And so it was so important I didn’t tell my children. I didn’t tell their spouses. I didn’t tell anybody. My wife knew it, my doctor in the Los Angeles Cancer Center knew it, and I took it to the GM board and the Hughes board. Those are the only people who knew it. And that was really the right thing for Hughes. The right thing for GM. It was a tough thing for me. Because when you have cancer, it’s often very helpful and of tremendous relief to talk to people about it.
You’ve had an incredible and very successful career – what in your career are you most proud of?
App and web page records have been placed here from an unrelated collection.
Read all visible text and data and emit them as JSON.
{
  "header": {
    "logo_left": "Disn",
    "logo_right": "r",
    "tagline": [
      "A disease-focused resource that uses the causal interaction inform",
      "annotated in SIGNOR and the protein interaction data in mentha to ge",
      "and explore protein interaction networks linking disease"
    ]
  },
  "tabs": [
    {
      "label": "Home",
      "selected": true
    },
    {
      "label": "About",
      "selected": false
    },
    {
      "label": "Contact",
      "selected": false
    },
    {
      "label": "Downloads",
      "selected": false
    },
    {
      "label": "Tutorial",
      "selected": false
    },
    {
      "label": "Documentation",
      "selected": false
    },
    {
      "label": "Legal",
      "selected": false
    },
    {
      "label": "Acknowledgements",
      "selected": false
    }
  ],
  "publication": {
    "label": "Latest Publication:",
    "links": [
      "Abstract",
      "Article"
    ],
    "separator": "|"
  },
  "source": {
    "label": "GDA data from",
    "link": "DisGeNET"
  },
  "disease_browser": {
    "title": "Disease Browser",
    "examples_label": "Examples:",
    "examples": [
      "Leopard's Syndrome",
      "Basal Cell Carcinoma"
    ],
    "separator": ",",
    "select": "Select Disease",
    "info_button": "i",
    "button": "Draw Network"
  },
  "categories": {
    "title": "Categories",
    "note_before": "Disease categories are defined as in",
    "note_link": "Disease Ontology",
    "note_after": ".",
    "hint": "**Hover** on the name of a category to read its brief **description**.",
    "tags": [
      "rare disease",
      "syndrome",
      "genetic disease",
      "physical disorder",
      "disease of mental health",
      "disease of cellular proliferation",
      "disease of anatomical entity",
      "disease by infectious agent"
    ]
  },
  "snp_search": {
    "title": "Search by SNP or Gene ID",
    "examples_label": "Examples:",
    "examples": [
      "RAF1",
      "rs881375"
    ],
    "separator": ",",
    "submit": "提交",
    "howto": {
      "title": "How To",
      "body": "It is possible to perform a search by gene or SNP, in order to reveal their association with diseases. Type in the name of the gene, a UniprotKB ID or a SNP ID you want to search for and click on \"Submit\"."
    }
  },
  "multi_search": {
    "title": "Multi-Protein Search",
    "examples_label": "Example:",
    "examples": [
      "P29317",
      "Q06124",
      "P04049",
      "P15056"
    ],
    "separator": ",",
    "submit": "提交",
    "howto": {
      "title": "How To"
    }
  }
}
I know this may not sound as important as it was, is, but the thing that I’m most proud of is starting my career. Because back in 1961 I was graduating, and I had signed up for at least six or seven companies who were coming to campus to interview them and hopefully spark some interest. And then one of the worst recessions in America’s history took place. All of the companies canceled their interview. So here I am, I’ve got a diploma, I’ve got one suit and I’ve got debt. Now, no job. No interview.
Hughes went on to become a leading professional at IBM, after landing a job in their Ohio office out of college.
What did surviving cancer teach you about yourself?
Okay. Well at the first cancer (leukemia), after the 30 days on the clinical trial, as I told you, at midnight I had a recurrence and I had to go back to the hospital and they put me in the intensive care ward and they locked the door and the only people who could come in there, my wife was not allowed to come in, were the nurses and the doctors. And so I was in a battle. And it wasn’t a battle of getting a better test score, it was a battle that my body had no immune system. It had an infection, and I was getting shots. And would those shots and my determination overcome my sickness?
“I think about how important that determination was to never give up.”
After three days, they expected I would show improvement. After three days I had shown no improvement. I was still sick. I still had a fever. On the fourth day, my fever turned around and it started to stabilize. And five days after that, I left the hospital. And so when I think about experiences, and I think about how important that determination was to never give up, when after three days I hadn’t risen to the expectation of the medicine or the doctors, would I now die? And I didn’t know the answer.
Now if you can execute some damn good determination on that fourth day where the odds are that you’re probably going to die, that’s a good test.